If you’re waiting for your payment to come in the mail, that could take up to 1-2 weeks.
President Joe Biden’s American Rescue Plan expanded the Child Tax Credit, which has been around for more than 20 years, boosting it from $2,000 to $3,600 for each child under the age of 6 and $3,000 for children ages 6-17. You don’t have to have paid federal income tax, but you do have to have filed with the IRS in 2019 or 2020 and claimed the Child Tax Credit — or registered with the IRS to get the payments.
(You can still do that here.)
If you gave the IRS a bank account number to receive a refund, the enhanced CTC payment will go to that account. Otherwise, it’ll come in the mail.
Basically, you’ll get the “expanded” part of the Child Tax Credit as monthly payments. You’ll have to file for the original, $2,000 CTC when you do your 2021 taxes.
What is the cutoff point? It’s $75,000 for single taxpayers and $150,000 for joint filers to receive the full payments. The payment is reduced $50 for every $1,000 you earn over that — so it’s gone completely at $95,000 for single taxpayers and $170,000 for joint filers.
If you exceed the limits, you can still get the regular, $2,000 CTC payment when you do your taxes — if you earn less than $200,000/$400,000.
When are the payments scheduled? July 15, Aug. 13, Sept. 15, Nov. 15, Dec. 15.
What if I have a child in 2021? The IRS is looking at 2020 returns for info about how many kids you have, so it won’t include children born or adopted in 2021. It’s working on a way to add them on its Child Tax Credit update portal — but that’s not working yet, so keep checking back.
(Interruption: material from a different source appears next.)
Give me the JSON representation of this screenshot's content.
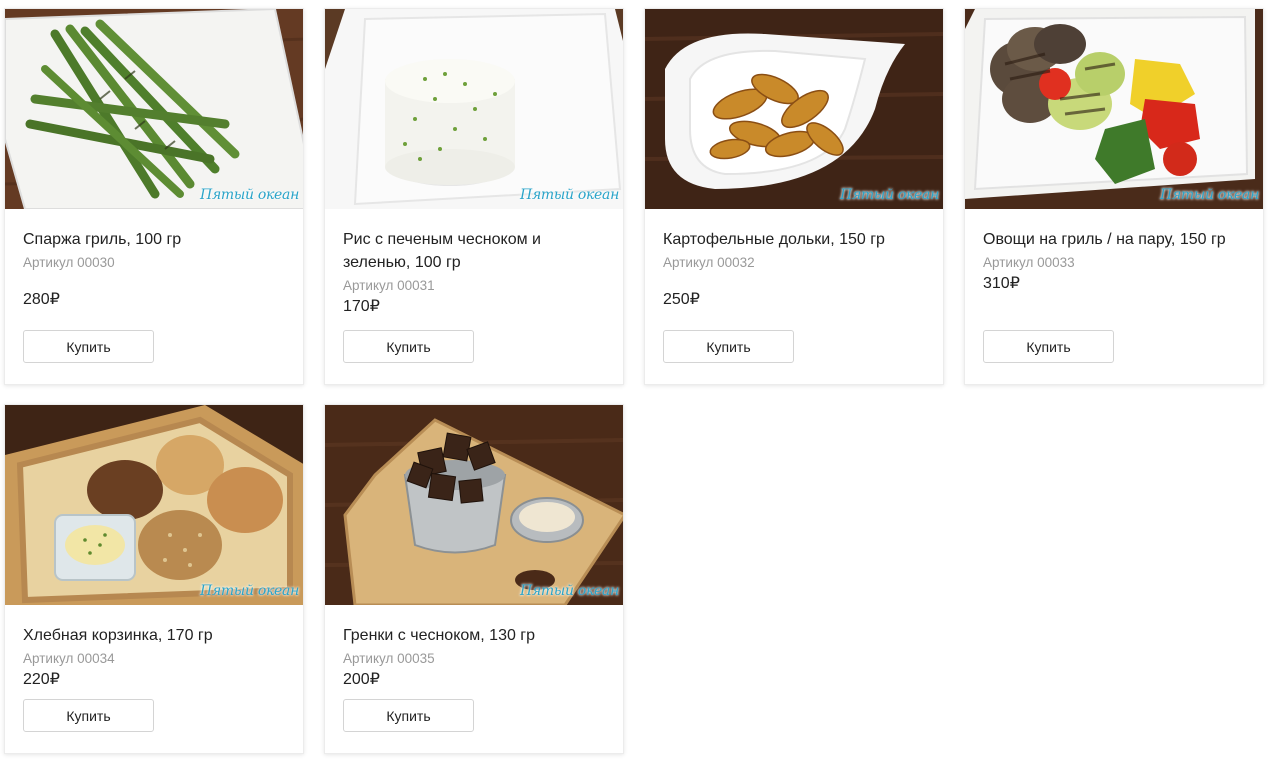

Do I have to pay taxes on my CTC payments? No. They aren’t considered income. Just like the stimulus payments during the pandemic.
But keep a record of the payments, because you’ll need that when you file for the original Child Tax Credit. (You’ll get a letter from the IRS in early 2022.)
Will there be expanded CTC payments in 2022? That’s the $1,600 (or $1,000) per child question. The Biden administration and congressional Democrats want to extend it for five more years, but that hasn’t passed yet. And there’s opposition from many Republicans.